please, if you’re about to start griping about Al Gore and the popular
vote be warned, I’m this close to proposing that cry babies not be
allowed to vote. If you figure that only 76% of those who are of voting
age are registered, and of that group only 67.5% bothered to vote, that
means just over half the people who can vote did. Meanwhile each American
Idol viewer voted an average of twice. Have you spotted the trend
yet? I say if all those potential presidential voters aren’t going to
use their ballot, why not let others who are actually concerned about
what happens to this country use them? Why let all those votes go to
waste? Use them. Remember, there are children in China who go to bed
They could dump the boring commentators and hire Simon
Cowell to handle election night coverage. After all, someone has to tell
George Bush he mangles the language more than Norm Crosby.
||4. Make the candidates
perform. We want to be entertained, not
bored. They sling mud, jabber a lot but say nothing, and roll up their
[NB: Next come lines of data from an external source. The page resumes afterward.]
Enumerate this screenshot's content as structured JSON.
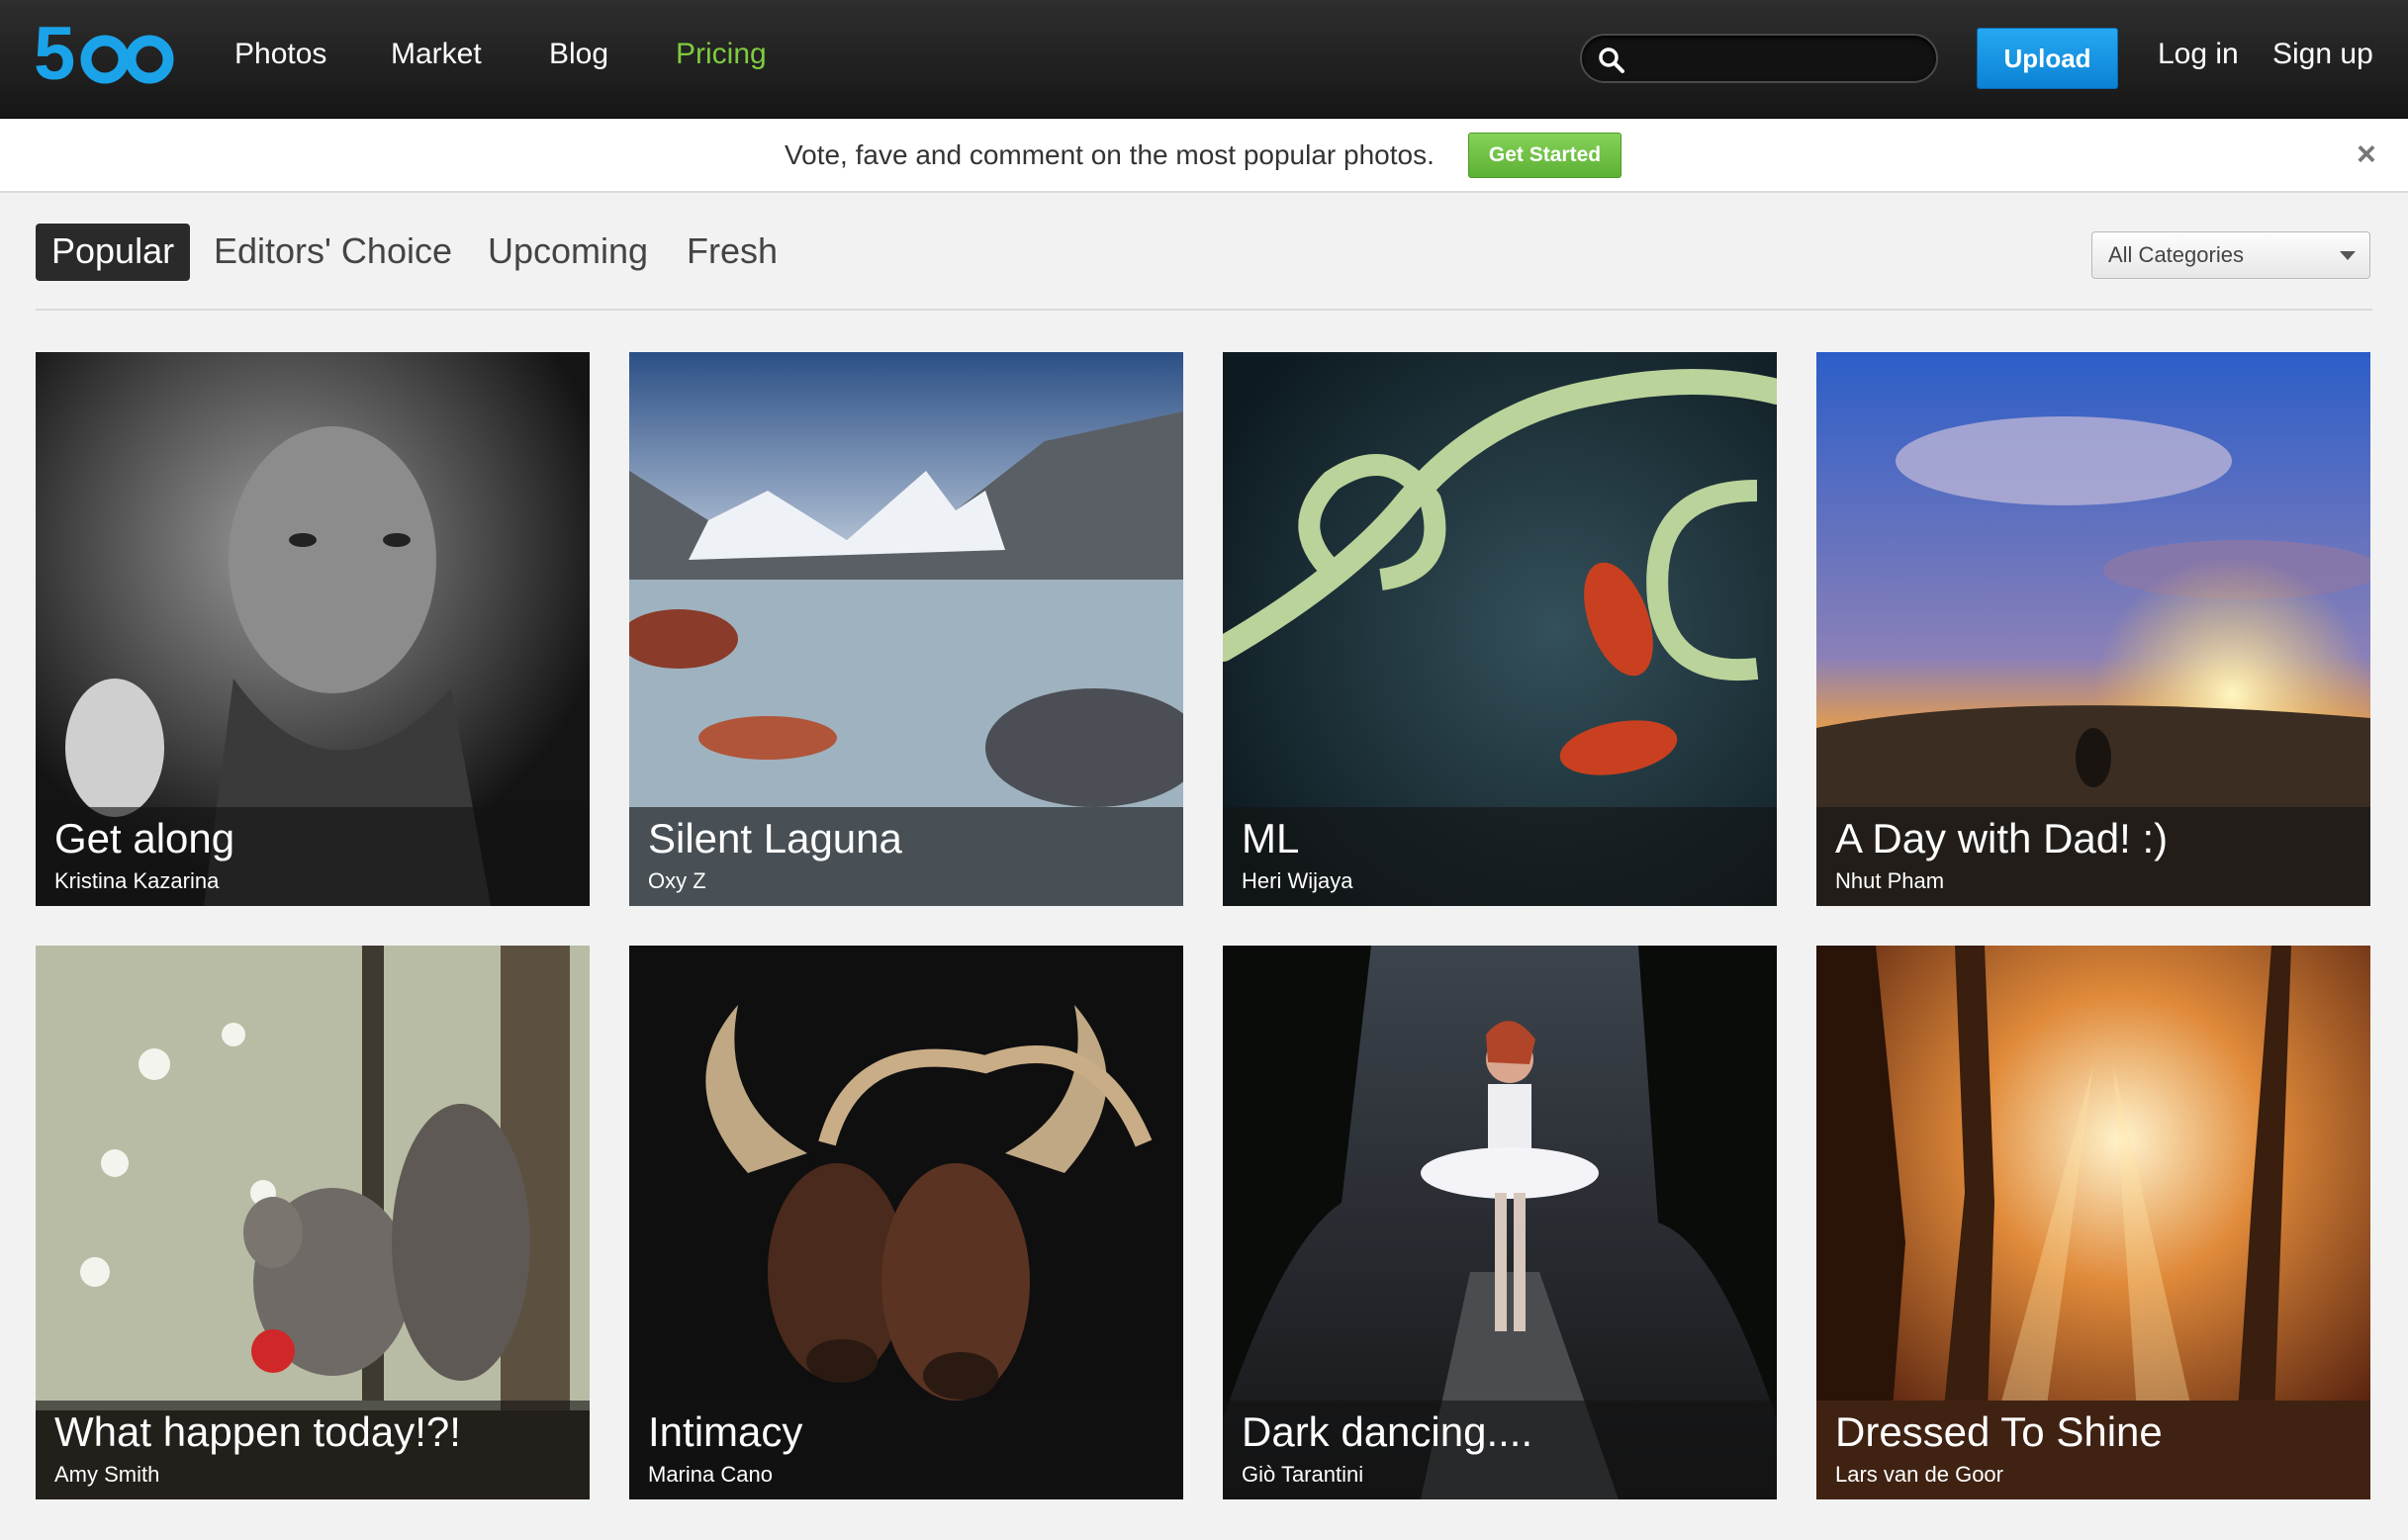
{
  "nav": {
    "logo_text": "500px",
    "links": [
      "Photos",
      "Market",
      "Blog",
      "Pricing"
    ],
    "active_link": "Pricing",
    "search_placeholder": "",
    "upload_label": "Upload",
    "login_label": "Log in",
    "signup_label": "Sign up"
  },
  "promo": {
    "text": "Vote, fave and comment on the most popular photos.",
    "button_label": "Get Started",
    "close_glyph": "×"
  },
  "tabs": [
    "Popular",
    "Editors' Choice",
    "Upcoming",
    "Fresh"
  ],
  "category_select": {
    "value": "All Categories"
  },
  "photos": [
    {
      "title": "Get along",
      "author": "Kristina Kazarina"
    },
    {
      "title": "Silent Laguna",
      "author": "Oxy Z"
    },
    {
      "title": "ML",
      "author": "Heri Wijaya"
    },
    {
      "title": "A Day with Dad! :)",
      "author": "Nhut Pham"
    },
    {
      "title": "What happen today!?!",
      "author": "Amy Smith"
    },
    {
      "title": "Intimacy",
      "author": "Marina Cano"
    },
    {
      "title": "Dark dancing....",
      "author": "Giò Tarantini"
    },
    {
      "title": "Dressed To Shine",
      "author": "Lars van de Goor"
    }
  ],
  "colors": {
    "brand_blue": "#1aa3e8",
    "pricing_green": "#7fcb3f",
    "upload_blue": "#1595e4",
    "get_started_green": "#6cc043"
  },
  "icons": {
    "search": "search-icon",
    "close": "close-icon",
    "dropdown": "chevron-down-icon"
  }
}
shirt sleeves to prove that they’re just common folks who happen to
wear gold and diamond cufflinks. Forget that. Sing. Dance. Spin plates
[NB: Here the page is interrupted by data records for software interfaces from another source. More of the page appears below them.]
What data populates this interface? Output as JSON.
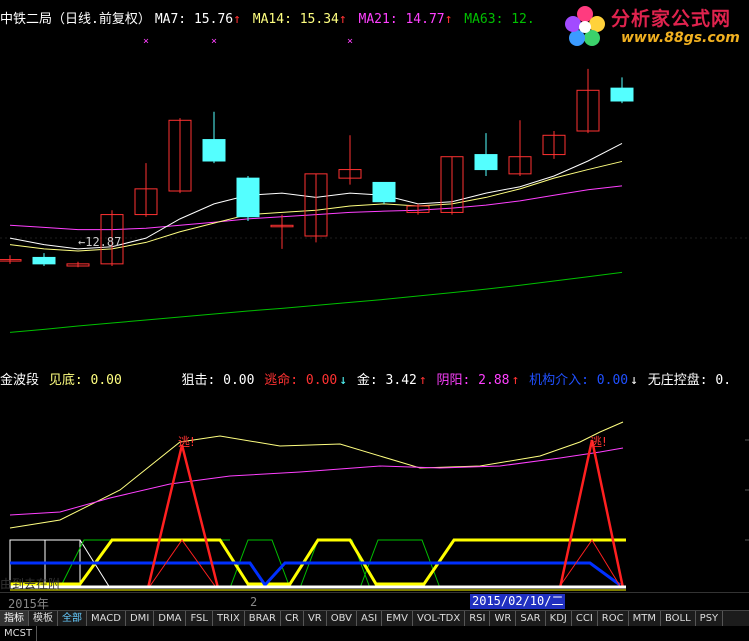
{
  "title_bar": {
    "stock": "中铁二局（日线.前复权）",
    "ma7": "MA7: 15.76",
    "ma14": "MA14: 15.34",
    "ma21": "MA21: 14.77",
    "ma63": "MA63: 12.",
    "up_arrow": "↑"
  },
  "logo": {
    "title": "分析家公式网",
    "url": "www.88gs.com"
  },
  "low_label": "←12.87",
  "indicator_bar": {
    "name": "金波段",
    "jiandi": "见底: 0.00",
    "juji": "狙击: 0.00",
    "taoming": "逃命: 0.00",
    "taoming_arrow": "↓",
    "jin": "金: 3.42",
    "jin_arrow": "↑",
    "yinyang": "阴阳: 2.88",
    "yinyang_arrow": "↑",
    "jigou": "机构介入: 0.00",
    "jigou_arrow": "↓",
    "wuzhuang": "无庄控盘: 0."
  },
  "escape_label": "逃!",
  "year_label": "2015年",
  "page_label": "2",
  "date_label": "2015/02/10/二",
  "faint_text": "由到去在附",
  "tabs": [
    "指标",
    "模板",
    "全部",
    "MACD",
    "DMI",
    "DMA",
    "FSL",
    "TRIX",
    "BRAR",
    "CR",
    "VR",
    "OBV",
    "ASI",
    "EMV",
    "VOL-TDX",
    "RSI",
    "WR",
    "SAR",
    "KDJ",
    "CCI",
    "ROC",
    "MTM",
    "BOLL",
    "PSY",
    "MCST"
  ],
  "colors": {
    "up": "#ff3232",
    "down": "#54ffff",
    "ma7": "#ffffff",
    "ma14": "#ffff80",
    "ma21": "#ff40ff",
    "ma63": "#00c000",
    "yellow": "#ffff00",
    "blue": "#0030ff"
  },
  "candles": [
    {
      "o": 13.05,
      "c": 13.05,
      "h": 13.15,
      "l": 12.95
    },
    {
      "o": 13.1,
      "c": 12.95,
      "h": 13.2,
      "l": 12.9
    },
    {
      "o": 12.9,
      "c": 12.95,
      "h": 13.0,
      "l": 12.87
    },
    {
      "o": 12.95,
      "c": 14.1,
      "h": 14.2,
      "l": 12.9
    },
    {
      "o": 14.1,
      "c": 14.7,
      "h": 15.3,
      "l": 14.05
    },
    {
      "o": 14.65,
      "c": 16.3,
      "h": 16.35,
      "l": 14.6
    },
    {
      "o": 15.85,
      "c": 15.35,
      "h": 16.5,
      "l": 15.3
    },
    {
      "o": 14.95,
      "c": 14.05,
      "h": 15.0,
      "l": 13.95
    },
    {
      "o": 13.85,
      "c": 13.85,
      "h": 14.1,
      "l": 13.3
    },
    {
      "o": 13.6,
      "c": 15.05,
      "h": 15.05,
      "l": 13.45
    },
    {
      "o": 14.95,
      "c": 15.15,
      "h": 15.95,
      "l": 14.8
    },
    {
      "o": 14.85,
      "c": 14.4,
      "h": 14.85,
      "l": 14.35
    },
    {
      "o": 14.15,
      "c": 14.3,
      "h": 14.35,
      "l": 14.1
    },
    {
      "o": 14.15,
      "c": 15.45,
      "h": 15.45,
      "l": 14.1
    },
    {
      "o": 15.5,
      "c": 15.15,
      "h": 16.0,
      "l": 15.0
    },
    {
      "o": 15.05,
      "c": 15.45,
      "h": 16.3,
      "l": 15.0
    },
    {
      "o": 15.5,
      "c": 15.95,
      "h": 16.05,
      "l": 15.4
    },
    {
      "o": 16.05,
      "c": 17.0,
      "h": 17.5,
      "l": 16.0
    },
    {
      "o": 17.05,
      "c": 16.75,
      "h": 17.3,
      "l": 16.7
    }
  ],
  "ma7_series": [
    13.55,
    13.4,
    13.3,
    13.35,
    13.55,
    14.0,
    14.35,
    14.55,
    14.6,
    14.5,
    14.6,
    14.55,
    14.35,
    14.4,
    14.6,
    14.75,
    15.0,
    15.35,
    15.76
  ],
  "ma14_series": [
    13.4,
    13.3,
    13.25,
    13.3,
    13.45,
    13.7,
    13.9,
    14.1,
    14.15,
    14.2,
    14.3,
    14.35,
    14.3,
    14.35,
    14.5,
    14.7,
    14.95,
    15.15,
    15.34
  ],
  "ma21_series": [
    13.85,
    13.8,
    13.75,
    13.75,
    13.78,
    13.85,
    13.92,
    14.0,
    14.05,
    14.1,
    14.15,
    14.18,
    14.2,
    14.25,
    14.32,
    14.42,
    14.55,
    14.68,
    14.77
  ],
  "ma63_series": [
    11.35,
    11.42,
    11.5,
    11.57,
    11.64,
    11.71,
    11.78,
    11.85,
    11.91,
    11.98,
    12.05,
    12.12,
    12.2,
    12.28,
    12.36,
    12.45,
    12.55,
    12.65,
    12.75
  ]
}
on a pole. Learn ventriloquism so you can put words in someone else’s
mouth for a change. You say it’s degrading? I guess you haven’t seen
them kissing babies, posing next to farm equipment as if they have a
clue what it does, and shaking hundreds of hands at a taffy pull. Hey,
they couldn’t be any worse than William Hung, and look at where it got
That’s not all. If we knew the
also-ran would get a record contract we’d be more prone to vote. Sure,
he won’t be any more successful than Justin Guarini, but if he’s
lucky he might get to star in a flop movie with Kelly Clarkson. Next
they could dump the boring commentators and hire Simon Cowell to handle
election night coverage. After all, someone has to tell George Bush he
mangles the language more than Norm Crosby, and John Kerry that singing Hound
Dog would be a natural. And lastly, there’s the name. The 2004
Presidential Election just doesn’t cut it. Call it, say, American
Idle Rich, and see if that helps. Hey, it can’t hurt.
©2004 Mad Dog
Productions, Inc. All Rights Reserved.
These columns appear in better newspapers across the country.
Read them while waiting to vote.